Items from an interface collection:
● ● ●
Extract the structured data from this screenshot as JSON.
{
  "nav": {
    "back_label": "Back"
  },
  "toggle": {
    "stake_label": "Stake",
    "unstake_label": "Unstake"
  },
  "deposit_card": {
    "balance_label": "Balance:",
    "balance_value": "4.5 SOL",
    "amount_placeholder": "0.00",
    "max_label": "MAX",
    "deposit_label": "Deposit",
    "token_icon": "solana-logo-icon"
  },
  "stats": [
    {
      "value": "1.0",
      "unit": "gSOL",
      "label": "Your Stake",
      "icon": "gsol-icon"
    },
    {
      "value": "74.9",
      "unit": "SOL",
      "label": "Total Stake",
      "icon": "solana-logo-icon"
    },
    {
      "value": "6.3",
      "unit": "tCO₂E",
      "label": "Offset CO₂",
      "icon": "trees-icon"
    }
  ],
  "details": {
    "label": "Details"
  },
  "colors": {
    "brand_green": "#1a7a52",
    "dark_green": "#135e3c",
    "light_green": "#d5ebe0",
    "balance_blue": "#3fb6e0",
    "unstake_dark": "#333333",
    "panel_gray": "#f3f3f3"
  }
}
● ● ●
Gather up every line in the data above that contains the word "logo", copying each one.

    "token_icon": "solana-logo-icon"
      "icon": "solana-logo-icon"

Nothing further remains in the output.